** Action item **
Lines that contain "icon" are to be copied from the material, every one of them.
____________
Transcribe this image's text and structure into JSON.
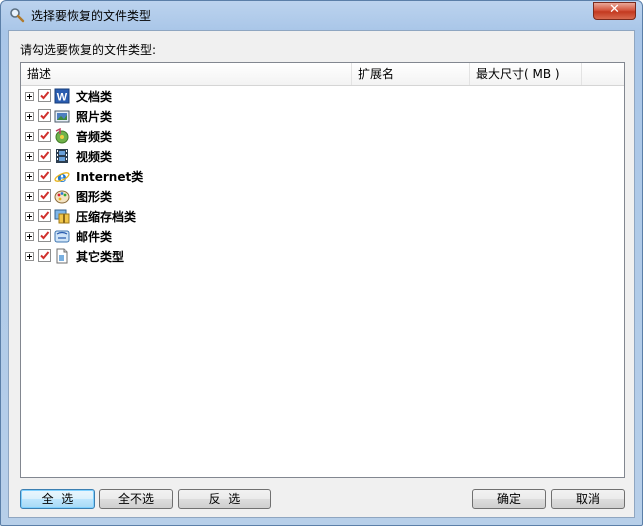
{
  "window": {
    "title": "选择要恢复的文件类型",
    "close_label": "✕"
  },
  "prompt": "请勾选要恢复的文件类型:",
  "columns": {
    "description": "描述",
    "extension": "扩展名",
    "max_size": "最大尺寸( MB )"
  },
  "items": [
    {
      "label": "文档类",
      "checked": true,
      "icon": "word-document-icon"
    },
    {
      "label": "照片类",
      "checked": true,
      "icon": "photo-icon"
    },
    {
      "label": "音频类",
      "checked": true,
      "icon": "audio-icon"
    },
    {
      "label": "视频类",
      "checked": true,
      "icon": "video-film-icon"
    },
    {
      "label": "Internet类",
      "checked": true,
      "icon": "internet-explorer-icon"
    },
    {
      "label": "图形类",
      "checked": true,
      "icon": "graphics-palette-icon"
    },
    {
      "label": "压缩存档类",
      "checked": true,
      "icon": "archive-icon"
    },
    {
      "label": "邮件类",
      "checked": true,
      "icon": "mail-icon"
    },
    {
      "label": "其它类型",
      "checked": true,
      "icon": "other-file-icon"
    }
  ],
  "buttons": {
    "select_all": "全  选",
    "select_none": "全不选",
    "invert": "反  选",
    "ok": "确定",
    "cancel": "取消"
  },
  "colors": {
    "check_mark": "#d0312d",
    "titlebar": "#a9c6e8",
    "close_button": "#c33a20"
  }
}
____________
** Solved exercise **
      "icon": "word-document-icon"
      "icon": "photo-icon"
      "icon": "audio-icon"
      "icon": "video-film-icon"
      "icon": "internet-explorer-icon"
      "icon": "graphics-palette-icon"
      "icon": "archive-icon"
      "icon": "mail-icon"
      "icon": "other-file-icon"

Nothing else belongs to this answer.